_RECORDS FOR THE TASK:_
-- -- --

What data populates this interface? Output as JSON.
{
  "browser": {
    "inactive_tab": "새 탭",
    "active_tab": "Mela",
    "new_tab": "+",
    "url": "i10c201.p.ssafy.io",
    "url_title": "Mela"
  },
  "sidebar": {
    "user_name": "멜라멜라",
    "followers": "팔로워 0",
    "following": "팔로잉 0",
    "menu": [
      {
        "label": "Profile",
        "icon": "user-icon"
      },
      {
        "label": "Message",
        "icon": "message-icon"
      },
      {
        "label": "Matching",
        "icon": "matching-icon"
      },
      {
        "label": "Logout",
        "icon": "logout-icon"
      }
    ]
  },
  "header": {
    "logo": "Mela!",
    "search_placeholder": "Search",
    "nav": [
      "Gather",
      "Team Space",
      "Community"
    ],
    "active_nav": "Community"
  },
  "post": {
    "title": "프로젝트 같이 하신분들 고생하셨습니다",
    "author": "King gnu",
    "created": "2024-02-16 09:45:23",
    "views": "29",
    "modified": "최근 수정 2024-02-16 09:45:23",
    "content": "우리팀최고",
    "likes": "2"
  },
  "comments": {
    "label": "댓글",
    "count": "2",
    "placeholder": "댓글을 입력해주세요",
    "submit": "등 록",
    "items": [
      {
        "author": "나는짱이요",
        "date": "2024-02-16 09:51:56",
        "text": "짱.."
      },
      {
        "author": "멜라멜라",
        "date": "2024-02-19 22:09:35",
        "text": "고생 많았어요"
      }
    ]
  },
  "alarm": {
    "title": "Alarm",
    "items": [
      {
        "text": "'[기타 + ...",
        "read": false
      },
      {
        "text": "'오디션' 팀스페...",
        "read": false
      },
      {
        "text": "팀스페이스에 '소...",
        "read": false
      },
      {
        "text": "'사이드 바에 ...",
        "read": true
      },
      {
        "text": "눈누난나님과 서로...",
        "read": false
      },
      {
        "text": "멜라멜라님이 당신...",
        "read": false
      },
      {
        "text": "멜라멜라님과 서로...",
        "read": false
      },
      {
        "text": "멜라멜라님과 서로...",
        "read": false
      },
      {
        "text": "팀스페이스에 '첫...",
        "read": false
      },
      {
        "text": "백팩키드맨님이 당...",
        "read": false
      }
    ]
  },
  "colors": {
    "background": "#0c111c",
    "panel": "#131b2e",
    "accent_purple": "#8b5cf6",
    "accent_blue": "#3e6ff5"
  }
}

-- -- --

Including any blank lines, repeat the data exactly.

What data populates this interface? Output as JSON.
{
  "browser": {
    "inactive_tab": "새 탭",
    "active_tab": "Mela",
    "new_tab": "+",
    "url": "i10c201.p.ssafy.io",
    "url_title": "Mela"
  },
  "sidebar": {
    "user_name": "멜라멜라",
    "followers": "팔로워 0",
    "following": "팔로잉 0",
    "menu": [
      {
        "label": "Profile",
        "icon": "user-icon"
      },
      {
        "label": "Message",
        "icon": "message-icon"
      },
      {
        "label": "Matching",
        "icon": "matching-icon"
      },
      {
        "label": "Logout",
        "icon": "logout-icon"
      }
    ]
  },
  "header": {
    "logo": "Mela!",
    "search_placeholder": "Search",
    "nav": [
      "Gather",
      "Team Space",
      "Community"
    ],
    "active_nav": "Community"
  },
  "post": {
    "title": "프로젝트 같이 하신분들 고생하셨습니다",
    "author": "King gnu",
    "created": "2024-02-16 09:45:23",
    "views": "29",
    "modified": "최근 수정 2024-02-16 09:45:23",
    "content": "우리팀최고",
    "likes": "2"
  },
  "comments": {
    "label": "댓글",
    "count": "2",
    "placeholder": "댓글을 입력해주세요",
    "submit": "등 록",
    "items": [
      {
        "author": "나는짱이요",
        "date": "2024-02-16 09:51:56",
        "text": "짱.."
      },
      {
        "author": "멜라멜라",
        "date": "2024-02-19 22:09:35",
        "text": "고생 많았어요"
      }
    ]
  },
  "alarm": {
    "title": "Alarm",
    "items": [
      {
        "text": "'[기타 + ...",
        "read": false
      },
      {
        "text": "'오디션' 팀스페...",
        "read": false
      },
      {
        "text": "팀스페이스에 '소...",
        "read": false
      },
      {
        "text": "'사이드 바에 ...",
        "read": true
      },
      {
        "text": "눈누난나님과 서로...",
        "read": false
      },
      {
        "text": "멜라멜라님이 당신...",
        "read": false
      },
      {
        "text": "멜라멜라님과 서로...",
        "read": false
      },
      {
        "text": "멜라멜라님과 서로...",
        "read": false
      },
      {
        "text": "팀스페이스에 '첫...",
        "read": false
      },
      {
        "text": "백팩키드맨님이 당...",
        "read": false
      }
    ]
  },
  "colors": {
    "background": "#0c111c",
    "panel": "#131b2e",
    "accent_purple": "#8b5cf6",
    "accent_blue": "#3e6ff5"
  }
}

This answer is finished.